Evidence before the commission that centred around governance in the Free State implicated Magashule to one degree or other – from the Vrede dairy farm evidence that unveiled irregular procurement practices favouring Gupta-linked companies, to the low cost housing corruption evidence in which Zondo found that provincial and national guidelines were ignored in pursuit of a rushed exercise in 2011, and also what has been dubbed the “asbestos” scandal.  

Dodgy wheeling and dealing

Zondo stated in his final report on matters related to the Free State that Magashule was served with notice of Dukwana’s impending appearance and his implication of him, but that he never filed an affidavit to refute the allegations made. He did, however, threaten Dukwana with legal action, but this played out outside the commission’s processes.

Incidentally, Magashule had publicly declared a year earlier, in 2018, that he was prepared to appear before the commission to dispel the perception of captured ANC leaders. Following Dukwana’s revelations, and further testimonies of other witnesses in relation to Free State matters, Magashule has since been criminally charged for what the National Prosecuting Authority believes is his part in the R255-million failed asbestos project.

The project, which the commission heard was first proposed in an unsolicited bid by a joint venture between companies owned by co-accused Edwin Sodi and his late business partner Ignatius Mpambani, was awarded at the above cost to the provincial department of human settlements. This was only months after Blackhead Consulting and Diamond Hill delivered the proposal, claiming to seek to conduct an audit and eradication of all asbestos roofing in houses across the Free State’s townships. This proposal was allegedly made to Magashule, with whom Mpambani had a long-standing association.
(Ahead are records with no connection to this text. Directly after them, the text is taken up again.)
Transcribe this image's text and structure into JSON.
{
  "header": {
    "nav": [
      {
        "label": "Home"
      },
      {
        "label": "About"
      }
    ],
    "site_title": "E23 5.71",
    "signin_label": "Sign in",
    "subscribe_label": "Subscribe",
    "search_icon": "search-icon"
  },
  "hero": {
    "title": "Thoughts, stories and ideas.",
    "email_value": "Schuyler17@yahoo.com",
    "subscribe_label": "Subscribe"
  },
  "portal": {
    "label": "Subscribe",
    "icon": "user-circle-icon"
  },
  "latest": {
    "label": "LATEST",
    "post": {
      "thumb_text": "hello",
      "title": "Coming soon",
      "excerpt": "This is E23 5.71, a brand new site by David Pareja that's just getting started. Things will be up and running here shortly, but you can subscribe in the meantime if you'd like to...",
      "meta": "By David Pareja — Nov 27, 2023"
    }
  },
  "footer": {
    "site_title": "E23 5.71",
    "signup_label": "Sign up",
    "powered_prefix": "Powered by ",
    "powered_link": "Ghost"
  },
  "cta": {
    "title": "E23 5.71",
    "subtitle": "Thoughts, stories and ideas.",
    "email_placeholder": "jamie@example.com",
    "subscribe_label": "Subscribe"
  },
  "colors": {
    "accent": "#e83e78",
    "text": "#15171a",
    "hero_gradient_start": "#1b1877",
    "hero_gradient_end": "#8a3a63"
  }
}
Only one portion of this work was allegedly done, by a sub-contractor appointed by the joint venture’s own sub-contractor, an arrangement which later became the subject of litigation in the province. It was only after the Public Protector probed the matter that payments to the joint venture were stopped, some R230-million later, in 2020. Among the officials charged alongside Magashule and Sodi is the head of the department, Nthimotse Mokhesi.

The trio and their nine co-accused – which include entities linked to the contract – will have their day in court in the high profile case in April 2024. Around the same timeframe, the country will most likely be holding its national and provincial elections, which may explain Magashule’s response to his expulsion of seeking an alternative political home.

He has also lashed out at President Cyril Ramaphosa as leading the purge against him, at the behest of businessman Johan Rupert, furthering the narrative of an ANC faction that the president is a puppet of “white monopoly capital”.

Magashule’s attempt to get the corruption case against him dismissed also backfired, with the Bloemfontein High Court finding that his assertion that a charge in terms of the Prevention and Combating Corrupt Activities Act did not apply to him in his capacity as former capacity as premier because he was not an accounting officer, was invalid.

As he gradually drifts further and further away from the political protection of his party, Magashule faces tough times in proving his political detractors wrong and navigating the course of the damage a criminal case is likely have on his brand.